"To work like this had been a dream of mine," she says in her official bio. "But I thought it would be years before it happened. I definitely tried to put every aspect of myself into it. We played with wires and sounds, set the lab on fire a bunch of times, laughed, and started again."
This time, Spektor, a multi-instrumentalist, was able to explore richer soundscapes and play with more expansive arrangements, but she was also careful not to eclipse the essence of her musical ideas as she moved toward a widescreen sound.
"Before I even started I knew I was going to experiment with things I've only thought about, like beats and drums," she says. "I really wanted to play with electronic instruments and bigger arrangements. Still, on this record, there are some songs where it's really sparse. You don't want to arrange just for the sake of arranging."
While Spektor's first albums had sparse, cabaret intimacy, "Begin to Hope" gives her quirky piano tales a bigger, pop-friendly production. "Fidelity," the catchy lead single, is driven by elegant beats and plucked staccato strings, while "Better" features loud rock guitars, courtesy of the Strokes' Nick Valensi. But longtime fans will be relieved to find Spektor's vocal eccentricities intact. Her crystal-clear, classically trained voice still hiccups and beatboxes, bends and breaks syllables, raps, yelps and coos -- whenever she feels like it.
Born in Moscow during the Cold War, Spektor left Russia in 1989, when she was nine years old, first traveling to Italy and Austria before settling in with her family in the Bronx, New York. She started studying classical piano at age six and listened to Western pop music on tapes, which her dad, a photographer, brought back from trips outside the Soviet Union. Growing up, she treasured the Beatles and Radiohead as much as Chopin and Tchaikovsky. A true renaissance woman, she studied music at SUNY Purchase, immersing herself in jazz and blues, and ended up touring with rock acts the Strokes and Kings of Leon.
Spektor is not an autobiographical songwriter; she's an astute observer and compelling actress. Soaking up a million voices and impressions, she muses about the Guns 'N Roses song "November Rain" and funeral processions, then mixes biblical imagery with a slice of Wonder Bread. Next thing you know, she sounds just like Billie Holliday and shows off her Russian.
"Maybe I'm becoming less of a narrator and more of a character these days," she says. "I was always used to observing and writing third-person narrative stories about things I was seeing. Then, as time went on, I started placing myself in these scenes, more like an actor."

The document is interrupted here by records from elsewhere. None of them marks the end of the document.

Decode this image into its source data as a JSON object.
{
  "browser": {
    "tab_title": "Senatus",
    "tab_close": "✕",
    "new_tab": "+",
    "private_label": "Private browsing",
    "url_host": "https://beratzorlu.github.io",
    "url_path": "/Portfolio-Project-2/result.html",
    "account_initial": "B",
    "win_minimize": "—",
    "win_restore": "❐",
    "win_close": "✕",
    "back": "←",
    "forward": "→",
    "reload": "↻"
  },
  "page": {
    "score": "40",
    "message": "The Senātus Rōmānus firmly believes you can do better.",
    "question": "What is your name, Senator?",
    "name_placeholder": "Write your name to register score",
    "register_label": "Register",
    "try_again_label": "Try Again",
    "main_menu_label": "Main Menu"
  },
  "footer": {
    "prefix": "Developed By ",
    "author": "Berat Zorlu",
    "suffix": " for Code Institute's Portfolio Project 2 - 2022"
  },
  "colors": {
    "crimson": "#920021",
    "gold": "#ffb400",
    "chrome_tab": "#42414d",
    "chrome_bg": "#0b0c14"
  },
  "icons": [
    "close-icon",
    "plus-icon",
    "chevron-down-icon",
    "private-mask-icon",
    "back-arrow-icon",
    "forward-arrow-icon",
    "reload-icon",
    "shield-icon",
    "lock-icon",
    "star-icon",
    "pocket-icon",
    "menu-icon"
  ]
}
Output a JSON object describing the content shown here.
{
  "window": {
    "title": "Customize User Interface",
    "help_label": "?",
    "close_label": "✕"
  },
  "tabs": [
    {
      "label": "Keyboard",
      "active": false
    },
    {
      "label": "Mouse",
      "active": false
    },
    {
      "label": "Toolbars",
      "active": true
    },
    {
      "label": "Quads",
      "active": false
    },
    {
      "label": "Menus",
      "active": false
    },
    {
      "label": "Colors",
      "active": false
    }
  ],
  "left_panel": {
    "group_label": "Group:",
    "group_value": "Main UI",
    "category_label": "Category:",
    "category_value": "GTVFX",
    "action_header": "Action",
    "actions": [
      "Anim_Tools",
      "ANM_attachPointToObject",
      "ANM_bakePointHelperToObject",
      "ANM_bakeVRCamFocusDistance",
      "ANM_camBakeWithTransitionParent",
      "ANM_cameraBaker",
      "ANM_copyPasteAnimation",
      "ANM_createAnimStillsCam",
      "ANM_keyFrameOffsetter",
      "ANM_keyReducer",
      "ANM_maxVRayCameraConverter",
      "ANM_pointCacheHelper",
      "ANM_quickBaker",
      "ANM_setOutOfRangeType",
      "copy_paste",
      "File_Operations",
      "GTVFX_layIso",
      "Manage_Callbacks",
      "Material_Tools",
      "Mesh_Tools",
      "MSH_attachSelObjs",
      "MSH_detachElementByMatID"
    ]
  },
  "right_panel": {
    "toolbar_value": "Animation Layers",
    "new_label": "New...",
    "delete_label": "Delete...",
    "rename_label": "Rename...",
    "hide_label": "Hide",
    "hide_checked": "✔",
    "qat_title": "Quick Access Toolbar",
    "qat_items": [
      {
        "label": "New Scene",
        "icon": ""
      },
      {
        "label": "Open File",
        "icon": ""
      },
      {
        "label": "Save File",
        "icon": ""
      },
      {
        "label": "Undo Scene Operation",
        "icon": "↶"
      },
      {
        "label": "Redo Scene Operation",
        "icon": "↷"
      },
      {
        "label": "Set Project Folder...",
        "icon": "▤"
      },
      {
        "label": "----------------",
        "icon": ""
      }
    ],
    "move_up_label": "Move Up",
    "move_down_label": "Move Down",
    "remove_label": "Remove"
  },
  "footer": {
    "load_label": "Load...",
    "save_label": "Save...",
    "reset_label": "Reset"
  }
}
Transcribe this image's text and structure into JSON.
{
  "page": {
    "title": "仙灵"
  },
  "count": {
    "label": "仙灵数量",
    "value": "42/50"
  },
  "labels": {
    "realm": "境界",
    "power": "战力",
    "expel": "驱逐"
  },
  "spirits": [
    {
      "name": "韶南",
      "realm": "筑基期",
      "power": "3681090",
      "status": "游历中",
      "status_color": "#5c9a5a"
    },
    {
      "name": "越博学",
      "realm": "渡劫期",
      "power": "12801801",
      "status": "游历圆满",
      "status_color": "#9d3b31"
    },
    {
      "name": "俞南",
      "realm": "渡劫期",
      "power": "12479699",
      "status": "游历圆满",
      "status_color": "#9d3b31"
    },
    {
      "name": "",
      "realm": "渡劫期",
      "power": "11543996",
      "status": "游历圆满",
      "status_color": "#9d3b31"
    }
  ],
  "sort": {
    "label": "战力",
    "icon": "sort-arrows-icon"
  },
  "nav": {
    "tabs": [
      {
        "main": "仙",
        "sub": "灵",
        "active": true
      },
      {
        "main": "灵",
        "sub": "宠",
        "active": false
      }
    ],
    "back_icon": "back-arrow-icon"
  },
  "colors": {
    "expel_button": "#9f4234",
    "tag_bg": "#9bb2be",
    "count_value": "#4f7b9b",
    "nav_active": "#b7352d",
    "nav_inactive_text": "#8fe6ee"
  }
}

Spektor is touring Europe in June and July, performing concerts in the U.K, Ireland, Denmark, Sweden and Spain.